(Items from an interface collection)
════════════════

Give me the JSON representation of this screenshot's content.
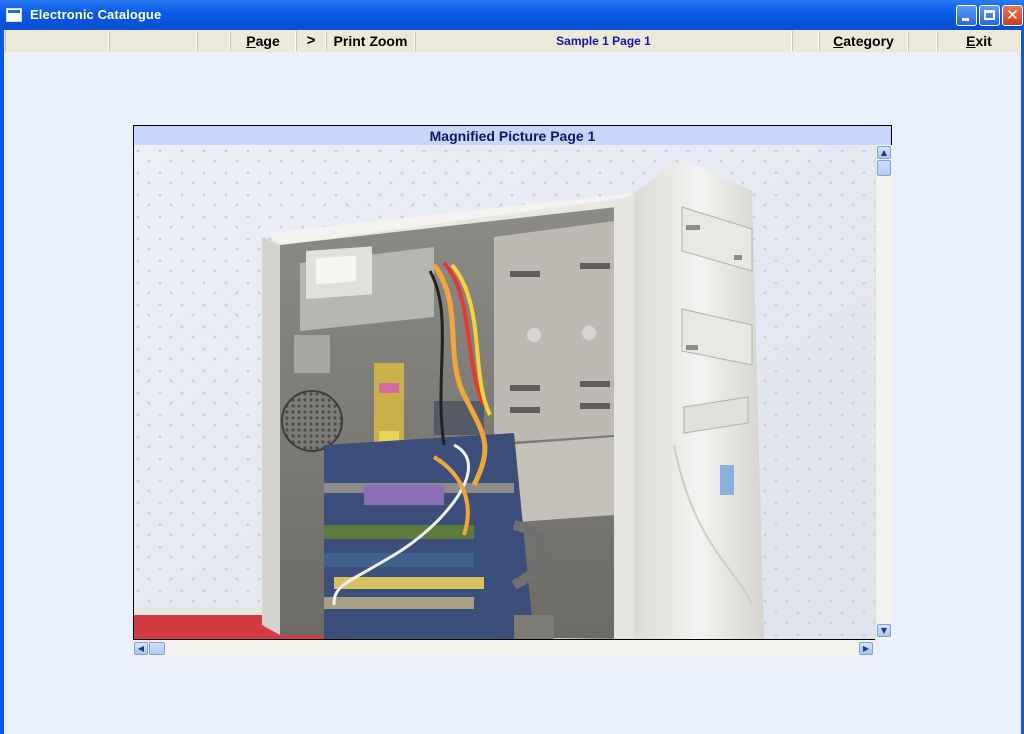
{
  "window": {
    "title": "Electronic Catalogue",
    "controls": [
      "minimize-icon",
      "maximize-icon",
      "close-icon"
    ]
  },
  "menubar": {
    "page": "Page",
    "page_mnemonic": "P",
    "next": ">",
    "print_zoom": "Print Zoom",
    "status": "Sample 1 Page 1",
    "category": "Category",
    "category_mnemonic": "C",
    "exit": "Exit",
    "exit_mnemonic": "E"
  },
  "viewer": {
    "heading": "Magnified Picture Page 1",
    "image_subject": "computer-tower-interior-photo"
  },
  "colors": {
    "titlebar": "#0b5ce6",
    "menubar": "#ece9d8",
    "status_text": "#1414b4",
    "panel_header": "#c6d7fb",
    "client_bg": "#eaf0fb"
  }
}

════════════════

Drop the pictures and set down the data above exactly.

Give me the JSON representation of this screenshot's content.
{
  "window": {
    "title": "Electronic Catalogue",
    "controls": [
      "minimize-icon",
      "maximize-icon",
      "close-icon"
    ]
  },
  "menubar": {
    "page": "Page",
    "page_mnemonic": "P",
    "next": ">",
    "print_zoom": "Print Zoom",
    "status": "Sample 1 Page 1",
    "category": "Category",
    "category_mnemonic": "C",
    "exit": "Exit",
    "exit_mnemonic": "E"
  },
  "viewer": {
    "heading": "Magnified Picture Page 1",
    "image_subject": "computer-tower-interior-photo"
  },
  "colors": {
    "titlebar": "#0b5ce6",
    "menubar": "#ece9d8",
    "status_text": "#1414b4",
    "panel_header": "#c6d7fb",
    "client_bg": "#eaf0fb"
  }
}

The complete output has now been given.